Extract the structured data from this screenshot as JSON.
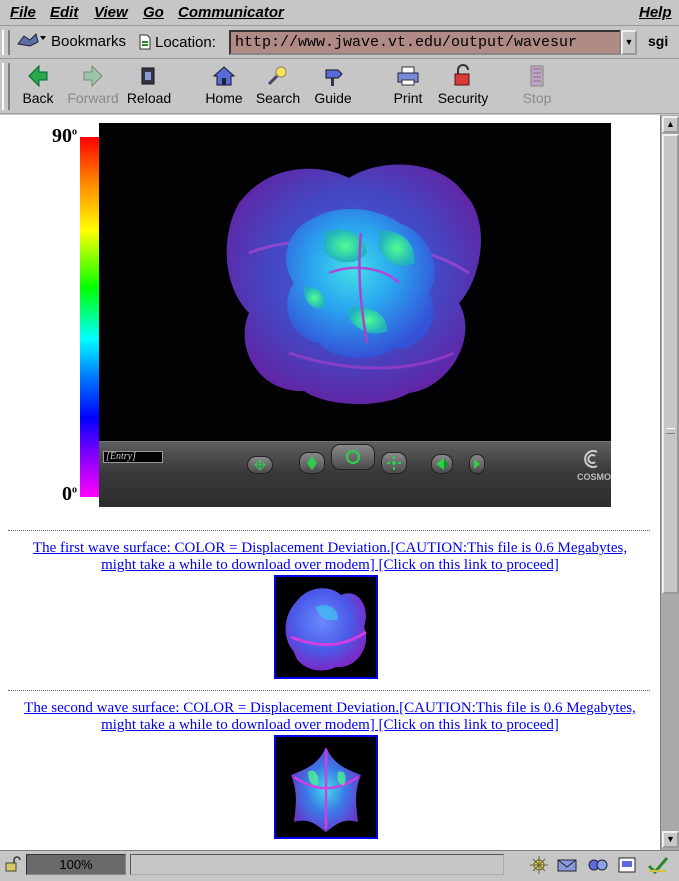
{
  "menu": {
    "file": "File",
    "edit": "Edit",
    "view": "View",
    "go": "Go",
    "communicator": "Communicator",
    "help": "Help"
  },
  "location_bar": {
    "bookmarks_label": "Bookmarks",
    "location_label": "Location:",
    "url": "http://www.jwave.vt.edu/output/wavesur",
    "brand": "sgi"
  },
  "toolbar": {
    "back": "Back",
    "forward": "Forward",
    "reload": "Reload",
    "home": "Home",
    "search": "Search",
    "guide": "Guide",
    "print": "Print",
    "security": "Security",
    "stop": "Stop"
  },
  "content": {
    "colorbar_top_label": "90",
    "colorbar_bottom_label": "0",
    "degree_mark": "o",
    "vrml_entry": "[Entry]",
    "vrml_brand": "COSMO",
    "link1": "The first wave surface: COLOR = Displacement Deviation.[CAUTION:This file is 0.6 Megabytes, might take a while to download over modem] [Click on this link to proceed]",
    "link2": "The second wave surface: COLOR = Displacement Deviation.[CAUTION:This file is 0.6 Megabytes, might take a while to download over modem] [Click on this link to proceed]"
  },
  "status": {
    "progress_value": "100%",
    "message": ""
  },
  "colors": {
    "link": "#0000ee",
    "url_field_bg": "#b08a85",
    "chrome": "#c6c6c6"
  }
}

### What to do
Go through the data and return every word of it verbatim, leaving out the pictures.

### Answer to this task
Extract the structured data from this screenshot as JSON.
{
  "menu": {
    "file": "File",
    "edit": "Edit",
    "view": "View",
    "go": "Go",
    "communicator": "Communicator",
    "help": "Help"
  },
  "location_bar": {
    "bookmarks_label": "Bookmarks",
    "location_label": "Location:",
    "url": "http://www.jwave.vt.edu/output/wavesur",
    "brand": "sgi"
  },
  "toolbar": {
    "back": "Back",
    "forward": "Forward",
    "reload": "Reload",
    "home": "Home",
    "search": "Search",
    "guide": "Guide",
    "print": "Print",
    "security": "Security",
    "stop": "Stop"
  },
  "content": {
    "colorbar_top_label": "90",
    "colorbar_bottom_label": "0",
    "degree_mark": "o",
    "vrml_entry": "[Entry]",
    "vrml_brand": "COSMO",
    "link1": "The first wave surface: COLOR = Displacement Deviation.[CAUTION:This file is 0.6 Megabytes, might take a while to download over modem] [Click on this link to proceed]",
    "link2": "The second wave surface: COLOR = Displacement Deviation.[CAUTION:This file is 0.6 Megabytes, might take a while to download over modem] [Click on this link to proceed]"
  },
  "status": {
    "progress_value": "100%",
    "message": ""
  },
  "colors": {
    "link": "#0000ee",
    "url_field_bg": "#b08a85",
    "chrome": "#c6c6c6"
  }
}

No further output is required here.